[Source data]
———

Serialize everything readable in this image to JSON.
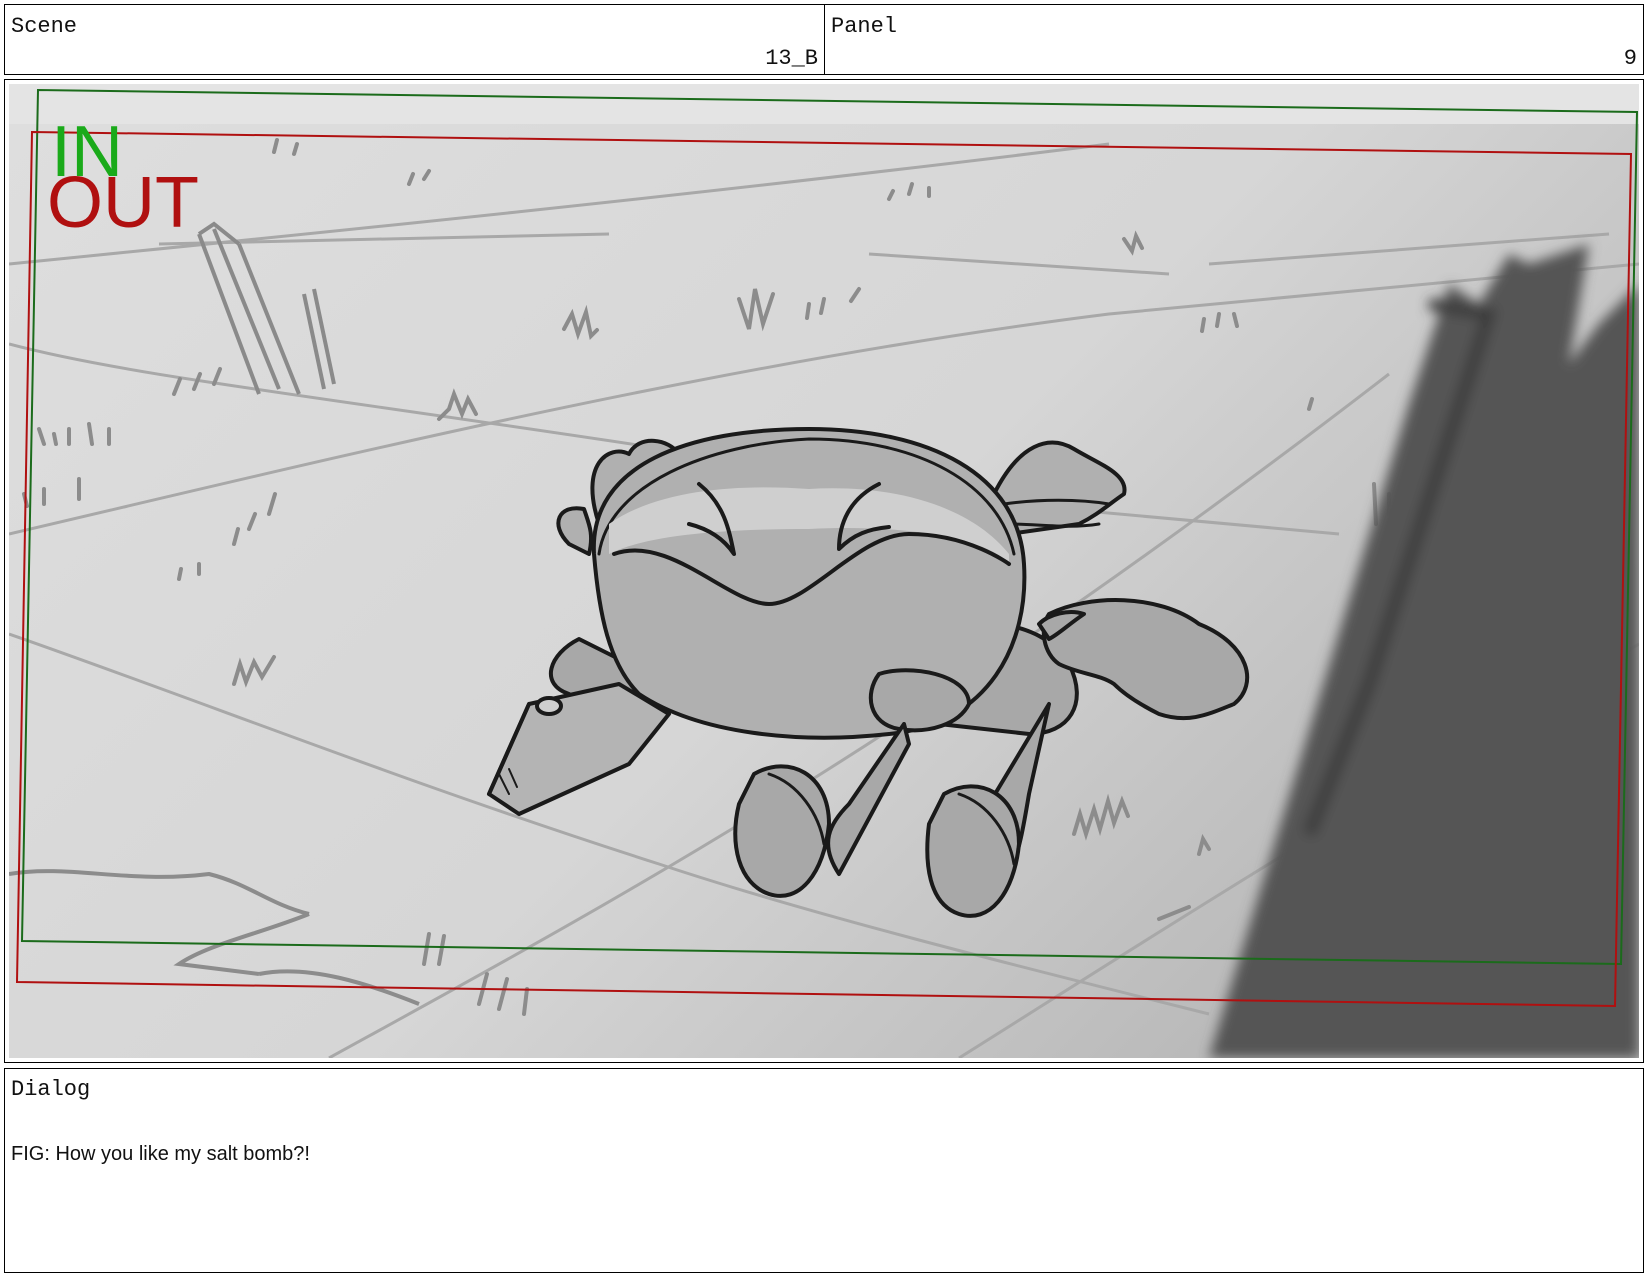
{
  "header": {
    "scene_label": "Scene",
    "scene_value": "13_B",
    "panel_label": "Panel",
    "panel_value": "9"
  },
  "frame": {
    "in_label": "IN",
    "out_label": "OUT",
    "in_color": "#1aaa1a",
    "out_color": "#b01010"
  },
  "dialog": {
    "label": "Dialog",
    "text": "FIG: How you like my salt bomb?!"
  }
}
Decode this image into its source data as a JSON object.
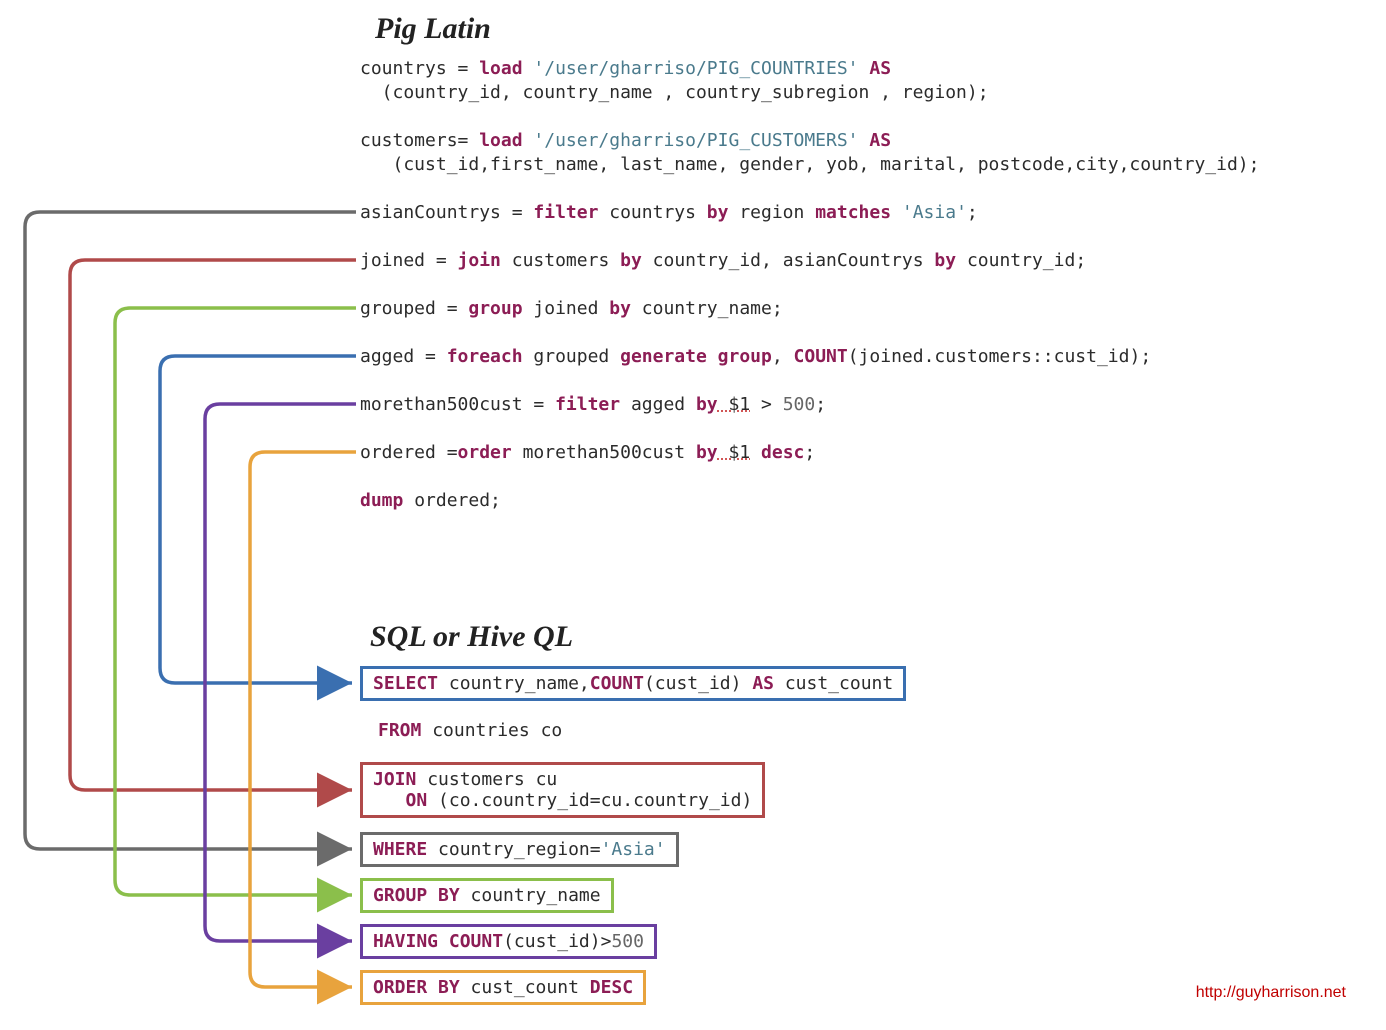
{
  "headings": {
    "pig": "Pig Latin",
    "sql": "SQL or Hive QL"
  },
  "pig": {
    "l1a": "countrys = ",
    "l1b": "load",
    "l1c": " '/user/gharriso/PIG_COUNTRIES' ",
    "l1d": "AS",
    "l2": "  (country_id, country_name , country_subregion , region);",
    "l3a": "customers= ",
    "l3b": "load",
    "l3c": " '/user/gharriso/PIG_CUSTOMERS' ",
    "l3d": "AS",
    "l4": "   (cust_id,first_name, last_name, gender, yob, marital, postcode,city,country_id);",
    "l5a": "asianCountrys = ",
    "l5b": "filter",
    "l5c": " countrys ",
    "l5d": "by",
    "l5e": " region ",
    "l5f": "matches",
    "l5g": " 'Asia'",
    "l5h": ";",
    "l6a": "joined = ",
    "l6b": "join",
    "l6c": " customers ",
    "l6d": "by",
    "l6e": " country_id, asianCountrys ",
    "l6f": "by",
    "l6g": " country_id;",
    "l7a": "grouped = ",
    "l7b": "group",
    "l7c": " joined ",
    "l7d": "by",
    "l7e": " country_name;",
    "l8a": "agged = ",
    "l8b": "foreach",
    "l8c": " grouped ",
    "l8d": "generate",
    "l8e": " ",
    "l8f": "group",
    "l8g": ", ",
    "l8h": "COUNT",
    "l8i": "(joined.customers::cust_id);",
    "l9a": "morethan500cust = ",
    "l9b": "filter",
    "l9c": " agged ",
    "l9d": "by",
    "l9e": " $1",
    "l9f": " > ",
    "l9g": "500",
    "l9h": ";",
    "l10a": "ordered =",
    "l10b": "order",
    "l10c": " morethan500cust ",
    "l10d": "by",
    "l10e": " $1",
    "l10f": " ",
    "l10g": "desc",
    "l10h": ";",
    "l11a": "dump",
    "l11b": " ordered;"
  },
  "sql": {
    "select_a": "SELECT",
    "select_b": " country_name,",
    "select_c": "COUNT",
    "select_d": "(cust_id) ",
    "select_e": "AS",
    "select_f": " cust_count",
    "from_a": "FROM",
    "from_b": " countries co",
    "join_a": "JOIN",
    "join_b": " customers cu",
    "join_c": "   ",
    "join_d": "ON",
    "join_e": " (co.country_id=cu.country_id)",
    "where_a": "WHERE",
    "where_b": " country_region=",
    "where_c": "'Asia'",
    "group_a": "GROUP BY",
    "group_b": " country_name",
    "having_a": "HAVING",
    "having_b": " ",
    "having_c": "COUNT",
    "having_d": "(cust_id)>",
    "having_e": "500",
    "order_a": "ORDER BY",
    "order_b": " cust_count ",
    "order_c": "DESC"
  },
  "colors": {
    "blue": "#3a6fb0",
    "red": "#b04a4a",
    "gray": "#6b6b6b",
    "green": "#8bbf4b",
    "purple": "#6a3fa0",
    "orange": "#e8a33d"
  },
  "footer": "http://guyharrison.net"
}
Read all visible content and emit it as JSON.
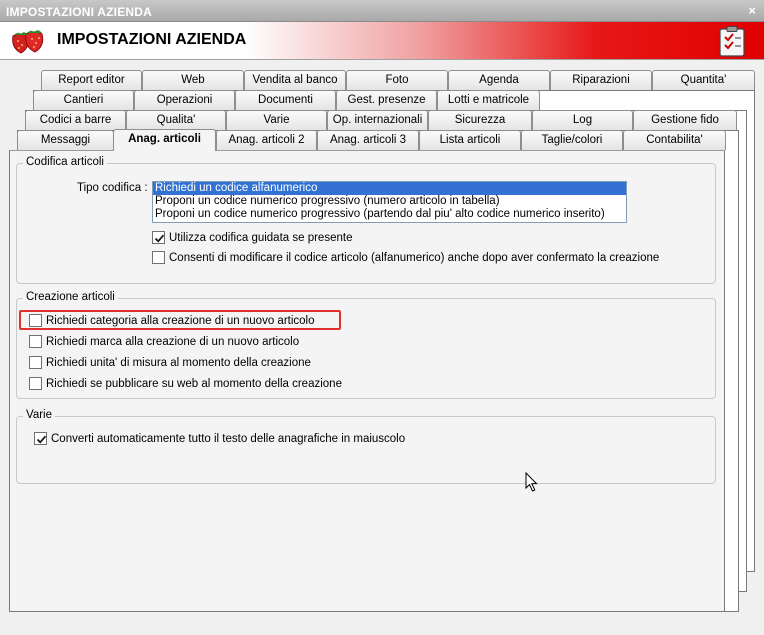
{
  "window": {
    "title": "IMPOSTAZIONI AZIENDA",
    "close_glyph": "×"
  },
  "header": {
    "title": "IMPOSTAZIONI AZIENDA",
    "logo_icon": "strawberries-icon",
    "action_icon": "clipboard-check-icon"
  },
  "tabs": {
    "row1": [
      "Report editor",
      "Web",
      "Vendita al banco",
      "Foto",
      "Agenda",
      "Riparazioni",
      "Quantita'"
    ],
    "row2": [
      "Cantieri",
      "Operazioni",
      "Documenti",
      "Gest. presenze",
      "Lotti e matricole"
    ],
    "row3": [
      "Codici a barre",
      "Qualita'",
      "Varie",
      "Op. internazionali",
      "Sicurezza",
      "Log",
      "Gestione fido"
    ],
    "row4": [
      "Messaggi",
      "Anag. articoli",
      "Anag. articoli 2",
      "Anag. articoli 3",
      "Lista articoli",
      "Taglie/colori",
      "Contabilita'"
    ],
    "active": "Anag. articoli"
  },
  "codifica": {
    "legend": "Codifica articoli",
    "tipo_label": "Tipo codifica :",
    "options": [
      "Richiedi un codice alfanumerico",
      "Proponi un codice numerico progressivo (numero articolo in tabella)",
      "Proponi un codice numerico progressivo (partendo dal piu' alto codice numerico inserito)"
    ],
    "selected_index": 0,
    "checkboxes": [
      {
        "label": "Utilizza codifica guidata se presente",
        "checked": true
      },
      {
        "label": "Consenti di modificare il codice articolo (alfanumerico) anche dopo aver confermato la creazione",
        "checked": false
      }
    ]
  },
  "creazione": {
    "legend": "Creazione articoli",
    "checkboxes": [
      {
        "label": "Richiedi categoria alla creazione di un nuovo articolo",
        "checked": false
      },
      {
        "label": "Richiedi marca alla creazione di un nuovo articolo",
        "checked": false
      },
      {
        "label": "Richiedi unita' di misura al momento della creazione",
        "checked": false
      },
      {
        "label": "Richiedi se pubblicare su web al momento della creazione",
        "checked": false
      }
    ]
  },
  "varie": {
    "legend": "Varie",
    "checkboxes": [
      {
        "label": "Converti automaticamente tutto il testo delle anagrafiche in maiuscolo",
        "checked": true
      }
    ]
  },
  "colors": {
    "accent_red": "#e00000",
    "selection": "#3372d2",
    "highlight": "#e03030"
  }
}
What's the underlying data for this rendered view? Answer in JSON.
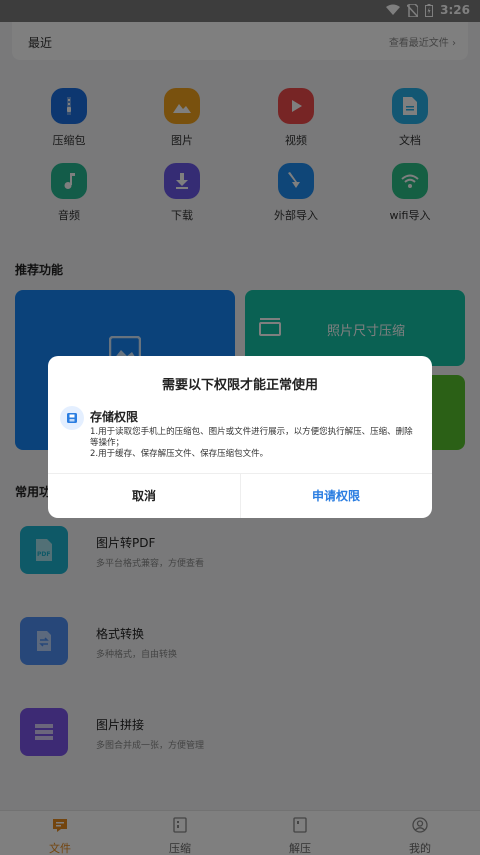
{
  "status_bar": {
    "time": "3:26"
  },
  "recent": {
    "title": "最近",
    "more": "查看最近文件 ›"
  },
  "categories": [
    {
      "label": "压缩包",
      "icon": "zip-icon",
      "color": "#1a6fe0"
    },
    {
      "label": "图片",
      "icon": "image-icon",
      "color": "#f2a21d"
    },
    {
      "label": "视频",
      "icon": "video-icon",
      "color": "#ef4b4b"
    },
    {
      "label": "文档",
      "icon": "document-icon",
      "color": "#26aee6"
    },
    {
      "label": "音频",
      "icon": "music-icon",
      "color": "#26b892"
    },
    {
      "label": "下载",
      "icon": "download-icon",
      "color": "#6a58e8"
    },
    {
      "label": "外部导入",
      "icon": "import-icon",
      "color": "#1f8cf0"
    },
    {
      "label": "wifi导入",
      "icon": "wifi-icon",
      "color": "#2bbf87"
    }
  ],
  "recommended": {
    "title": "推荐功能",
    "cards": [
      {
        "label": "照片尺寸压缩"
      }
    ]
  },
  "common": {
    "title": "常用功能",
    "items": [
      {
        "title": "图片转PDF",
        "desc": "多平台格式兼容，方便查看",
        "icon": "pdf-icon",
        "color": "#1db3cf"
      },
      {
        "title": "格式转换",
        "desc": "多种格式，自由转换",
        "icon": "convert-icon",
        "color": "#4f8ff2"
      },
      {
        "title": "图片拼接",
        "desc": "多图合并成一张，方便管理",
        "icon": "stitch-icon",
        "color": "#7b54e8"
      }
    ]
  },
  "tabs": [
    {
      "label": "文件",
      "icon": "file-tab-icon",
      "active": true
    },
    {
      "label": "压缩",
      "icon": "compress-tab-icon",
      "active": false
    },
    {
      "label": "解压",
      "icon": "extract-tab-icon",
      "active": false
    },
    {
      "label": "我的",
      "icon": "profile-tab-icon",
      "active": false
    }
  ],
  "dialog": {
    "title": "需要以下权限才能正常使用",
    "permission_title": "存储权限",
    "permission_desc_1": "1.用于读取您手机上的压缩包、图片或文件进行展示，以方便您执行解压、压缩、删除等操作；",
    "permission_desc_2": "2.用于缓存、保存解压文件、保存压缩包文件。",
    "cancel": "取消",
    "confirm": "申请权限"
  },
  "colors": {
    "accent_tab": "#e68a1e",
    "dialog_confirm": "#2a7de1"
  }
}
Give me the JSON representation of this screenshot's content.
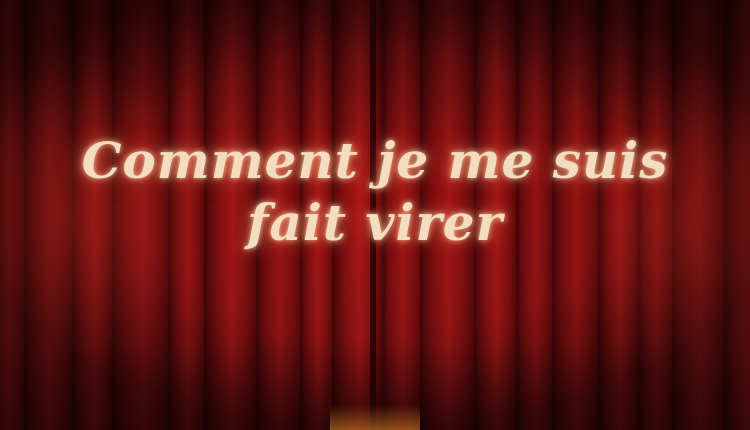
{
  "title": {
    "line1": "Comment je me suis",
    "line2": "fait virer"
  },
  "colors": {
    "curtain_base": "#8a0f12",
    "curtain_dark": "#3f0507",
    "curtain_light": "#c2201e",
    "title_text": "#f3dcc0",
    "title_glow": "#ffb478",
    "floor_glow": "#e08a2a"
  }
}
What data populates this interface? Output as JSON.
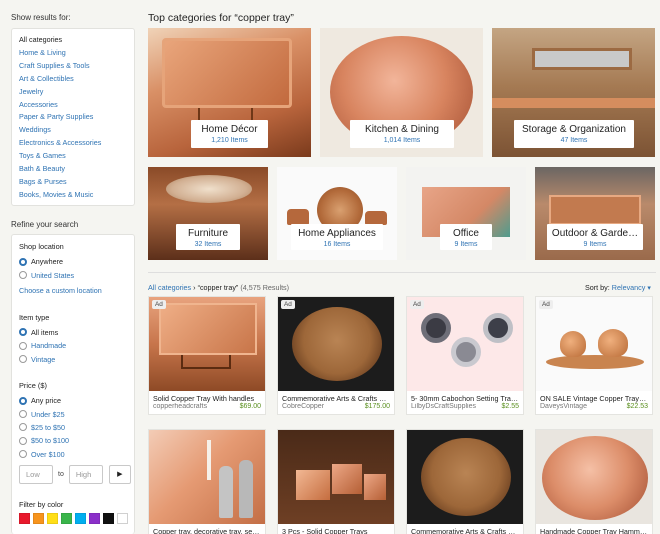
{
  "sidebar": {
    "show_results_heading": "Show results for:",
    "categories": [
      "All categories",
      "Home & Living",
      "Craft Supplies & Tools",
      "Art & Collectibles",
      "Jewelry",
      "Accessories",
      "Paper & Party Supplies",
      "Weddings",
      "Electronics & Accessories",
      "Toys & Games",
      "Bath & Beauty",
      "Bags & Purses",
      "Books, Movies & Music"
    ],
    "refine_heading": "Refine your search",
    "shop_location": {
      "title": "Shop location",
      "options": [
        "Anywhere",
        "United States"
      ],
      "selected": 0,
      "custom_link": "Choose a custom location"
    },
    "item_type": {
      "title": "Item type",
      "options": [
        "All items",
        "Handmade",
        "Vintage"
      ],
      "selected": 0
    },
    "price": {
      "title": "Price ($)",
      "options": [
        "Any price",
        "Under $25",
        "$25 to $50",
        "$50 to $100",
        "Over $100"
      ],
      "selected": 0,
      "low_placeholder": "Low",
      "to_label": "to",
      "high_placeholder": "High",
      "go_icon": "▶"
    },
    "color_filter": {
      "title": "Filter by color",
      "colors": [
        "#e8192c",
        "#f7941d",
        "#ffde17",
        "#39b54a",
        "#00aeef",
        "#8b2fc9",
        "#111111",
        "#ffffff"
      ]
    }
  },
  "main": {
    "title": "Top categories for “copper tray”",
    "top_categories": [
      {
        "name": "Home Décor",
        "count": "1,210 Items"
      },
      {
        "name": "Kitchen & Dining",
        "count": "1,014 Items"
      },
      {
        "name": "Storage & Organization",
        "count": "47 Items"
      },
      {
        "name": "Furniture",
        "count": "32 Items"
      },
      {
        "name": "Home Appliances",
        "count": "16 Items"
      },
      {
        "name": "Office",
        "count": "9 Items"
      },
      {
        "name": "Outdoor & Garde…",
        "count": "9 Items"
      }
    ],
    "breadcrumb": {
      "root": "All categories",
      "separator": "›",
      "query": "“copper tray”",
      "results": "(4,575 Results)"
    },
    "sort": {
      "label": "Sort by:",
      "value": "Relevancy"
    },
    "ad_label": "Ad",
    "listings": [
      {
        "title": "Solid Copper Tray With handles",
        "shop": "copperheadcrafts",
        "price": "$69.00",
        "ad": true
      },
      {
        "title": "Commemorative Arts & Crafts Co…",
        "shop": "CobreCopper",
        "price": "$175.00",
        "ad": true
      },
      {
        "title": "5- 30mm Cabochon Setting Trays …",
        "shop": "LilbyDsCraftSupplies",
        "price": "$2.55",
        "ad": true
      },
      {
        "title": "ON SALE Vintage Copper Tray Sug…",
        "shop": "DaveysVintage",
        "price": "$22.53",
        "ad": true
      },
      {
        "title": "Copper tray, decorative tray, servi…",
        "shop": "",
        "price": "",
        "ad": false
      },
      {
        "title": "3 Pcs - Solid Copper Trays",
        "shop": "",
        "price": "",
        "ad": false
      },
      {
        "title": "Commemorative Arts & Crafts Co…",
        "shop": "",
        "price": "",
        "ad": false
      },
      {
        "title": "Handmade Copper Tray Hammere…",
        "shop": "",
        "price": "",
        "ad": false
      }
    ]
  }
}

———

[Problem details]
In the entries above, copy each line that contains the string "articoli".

[Exercise result]
      "Anag. articoli",
      "Anag. articoli 2",
      "Anag. articoli 3",
      "Lista articoli",
    "active": "Anag. articoli"
    "legend": "Codifica articoli",
    "legend": "Creazione articoli",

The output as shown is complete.